[Dataset rows describing interfaces]
----------

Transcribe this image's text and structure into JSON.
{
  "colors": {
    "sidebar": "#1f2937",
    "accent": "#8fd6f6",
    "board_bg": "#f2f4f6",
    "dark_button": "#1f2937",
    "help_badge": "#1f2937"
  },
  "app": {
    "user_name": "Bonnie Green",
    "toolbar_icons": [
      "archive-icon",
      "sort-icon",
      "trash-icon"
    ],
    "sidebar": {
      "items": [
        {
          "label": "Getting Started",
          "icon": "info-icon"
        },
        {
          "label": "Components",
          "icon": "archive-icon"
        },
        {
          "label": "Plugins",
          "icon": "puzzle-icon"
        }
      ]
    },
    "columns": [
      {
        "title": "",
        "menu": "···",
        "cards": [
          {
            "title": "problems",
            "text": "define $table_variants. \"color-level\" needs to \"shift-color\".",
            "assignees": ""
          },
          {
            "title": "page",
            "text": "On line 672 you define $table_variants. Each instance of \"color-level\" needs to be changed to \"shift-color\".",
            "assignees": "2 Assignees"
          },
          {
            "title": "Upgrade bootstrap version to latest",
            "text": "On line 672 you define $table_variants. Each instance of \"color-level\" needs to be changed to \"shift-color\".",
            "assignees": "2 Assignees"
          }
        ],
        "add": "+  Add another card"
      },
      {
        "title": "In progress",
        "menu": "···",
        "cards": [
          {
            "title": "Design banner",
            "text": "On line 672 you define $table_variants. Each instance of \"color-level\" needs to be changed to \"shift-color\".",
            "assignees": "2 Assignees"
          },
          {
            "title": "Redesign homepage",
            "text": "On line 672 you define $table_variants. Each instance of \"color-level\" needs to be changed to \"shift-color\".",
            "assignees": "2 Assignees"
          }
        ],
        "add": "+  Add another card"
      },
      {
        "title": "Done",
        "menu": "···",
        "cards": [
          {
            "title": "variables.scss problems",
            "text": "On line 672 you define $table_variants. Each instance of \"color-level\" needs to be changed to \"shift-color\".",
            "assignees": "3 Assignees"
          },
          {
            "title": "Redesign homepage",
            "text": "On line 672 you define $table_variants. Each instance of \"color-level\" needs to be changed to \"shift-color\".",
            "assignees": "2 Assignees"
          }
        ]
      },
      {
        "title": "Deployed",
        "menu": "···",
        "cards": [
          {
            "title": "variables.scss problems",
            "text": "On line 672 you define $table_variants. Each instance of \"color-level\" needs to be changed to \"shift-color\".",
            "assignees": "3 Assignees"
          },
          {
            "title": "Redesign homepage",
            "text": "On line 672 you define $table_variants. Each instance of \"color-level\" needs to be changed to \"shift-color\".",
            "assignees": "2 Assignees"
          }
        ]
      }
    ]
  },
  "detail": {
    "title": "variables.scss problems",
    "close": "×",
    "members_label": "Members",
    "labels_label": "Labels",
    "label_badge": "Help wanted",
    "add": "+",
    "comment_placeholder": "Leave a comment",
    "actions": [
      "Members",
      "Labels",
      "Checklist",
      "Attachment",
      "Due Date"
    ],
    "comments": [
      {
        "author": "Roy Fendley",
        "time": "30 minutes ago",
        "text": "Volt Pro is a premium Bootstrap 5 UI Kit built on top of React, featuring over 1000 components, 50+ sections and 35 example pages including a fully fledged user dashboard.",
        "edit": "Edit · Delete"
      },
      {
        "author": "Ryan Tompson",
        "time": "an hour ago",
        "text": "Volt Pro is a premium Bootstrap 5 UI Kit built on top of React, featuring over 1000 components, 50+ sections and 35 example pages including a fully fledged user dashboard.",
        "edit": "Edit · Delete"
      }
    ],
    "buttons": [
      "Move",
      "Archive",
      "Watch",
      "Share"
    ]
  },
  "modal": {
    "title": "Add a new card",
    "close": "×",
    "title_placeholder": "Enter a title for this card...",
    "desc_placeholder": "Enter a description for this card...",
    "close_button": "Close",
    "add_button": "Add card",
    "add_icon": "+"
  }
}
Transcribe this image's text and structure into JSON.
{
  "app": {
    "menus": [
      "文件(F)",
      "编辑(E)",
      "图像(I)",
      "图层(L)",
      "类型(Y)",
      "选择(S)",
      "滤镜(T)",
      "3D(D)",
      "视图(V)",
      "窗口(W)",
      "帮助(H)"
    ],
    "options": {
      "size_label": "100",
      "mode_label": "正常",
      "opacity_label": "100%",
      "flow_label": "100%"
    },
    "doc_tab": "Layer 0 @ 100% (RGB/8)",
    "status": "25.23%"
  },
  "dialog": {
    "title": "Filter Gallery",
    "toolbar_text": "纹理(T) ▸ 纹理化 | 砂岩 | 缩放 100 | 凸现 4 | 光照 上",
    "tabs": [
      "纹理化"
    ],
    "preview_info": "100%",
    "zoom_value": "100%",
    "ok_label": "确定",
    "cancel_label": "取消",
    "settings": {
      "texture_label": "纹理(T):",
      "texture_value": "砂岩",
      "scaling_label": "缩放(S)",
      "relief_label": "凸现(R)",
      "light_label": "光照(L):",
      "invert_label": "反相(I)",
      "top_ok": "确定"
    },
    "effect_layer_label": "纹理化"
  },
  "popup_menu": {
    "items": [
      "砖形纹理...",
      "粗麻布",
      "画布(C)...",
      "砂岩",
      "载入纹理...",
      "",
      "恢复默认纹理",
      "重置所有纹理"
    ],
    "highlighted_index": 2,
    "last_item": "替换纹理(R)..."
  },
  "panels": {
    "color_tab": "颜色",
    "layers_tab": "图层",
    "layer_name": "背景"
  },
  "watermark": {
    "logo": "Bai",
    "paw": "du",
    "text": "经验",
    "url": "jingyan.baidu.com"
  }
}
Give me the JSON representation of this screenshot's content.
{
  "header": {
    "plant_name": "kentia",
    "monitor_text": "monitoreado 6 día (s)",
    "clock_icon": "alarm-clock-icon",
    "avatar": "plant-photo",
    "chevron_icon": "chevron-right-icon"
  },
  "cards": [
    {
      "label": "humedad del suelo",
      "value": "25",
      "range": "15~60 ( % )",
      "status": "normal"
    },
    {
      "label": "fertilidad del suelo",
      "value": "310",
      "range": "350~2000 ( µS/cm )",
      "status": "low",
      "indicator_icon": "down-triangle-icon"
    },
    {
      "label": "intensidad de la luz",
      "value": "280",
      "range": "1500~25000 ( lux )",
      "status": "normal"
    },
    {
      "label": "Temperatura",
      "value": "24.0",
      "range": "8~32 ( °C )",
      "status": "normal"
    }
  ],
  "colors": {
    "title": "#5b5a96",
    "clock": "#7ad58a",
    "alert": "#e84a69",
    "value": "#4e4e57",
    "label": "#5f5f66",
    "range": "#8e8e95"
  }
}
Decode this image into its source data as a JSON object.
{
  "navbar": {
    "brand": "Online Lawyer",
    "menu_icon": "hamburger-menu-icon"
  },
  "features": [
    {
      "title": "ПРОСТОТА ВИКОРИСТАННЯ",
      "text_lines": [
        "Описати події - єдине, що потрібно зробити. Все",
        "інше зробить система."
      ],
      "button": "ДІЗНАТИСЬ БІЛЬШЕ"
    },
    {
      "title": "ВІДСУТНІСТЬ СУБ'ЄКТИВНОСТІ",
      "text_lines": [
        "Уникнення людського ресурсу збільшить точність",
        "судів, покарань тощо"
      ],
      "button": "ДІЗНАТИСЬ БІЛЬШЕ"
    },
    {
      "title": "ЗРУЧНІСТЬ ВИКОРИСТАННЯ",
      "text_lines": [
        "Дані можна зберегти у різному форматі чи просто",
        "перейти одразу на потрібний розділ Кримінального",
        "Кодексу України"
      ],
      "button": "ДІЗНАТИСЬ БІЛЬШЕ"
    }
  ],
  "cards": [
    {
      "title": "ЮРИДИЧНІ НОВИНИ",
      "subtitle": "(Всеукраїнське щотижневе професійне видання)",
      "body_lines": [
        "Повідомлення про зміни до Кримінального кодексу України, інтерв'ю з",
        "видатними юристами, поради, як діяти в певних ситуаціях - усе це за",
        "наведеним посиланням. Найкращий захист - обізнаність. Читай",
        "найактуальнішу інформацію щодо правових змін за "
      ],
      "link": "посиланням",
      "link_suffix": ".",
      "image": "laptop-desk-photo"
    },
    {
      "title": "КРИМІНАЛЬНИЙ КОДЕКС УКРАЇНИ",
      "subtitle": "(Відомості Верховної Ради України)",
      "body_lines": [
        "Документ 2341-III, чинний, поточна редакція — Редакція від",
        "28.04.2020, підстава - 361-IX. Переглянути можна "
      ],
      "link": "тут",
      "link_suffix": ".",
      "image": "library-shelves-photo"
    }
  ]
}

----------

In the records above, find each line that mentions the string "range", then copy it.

= RESULT FOR THIS TASK =
      "range": "15~60 ( % )",
      "range": "350~2000 ( µS/cm )",
      "range": "1500~25000 ( lux )",
      "range": "8~32 ( °C )",
    "range": "#8e8e95"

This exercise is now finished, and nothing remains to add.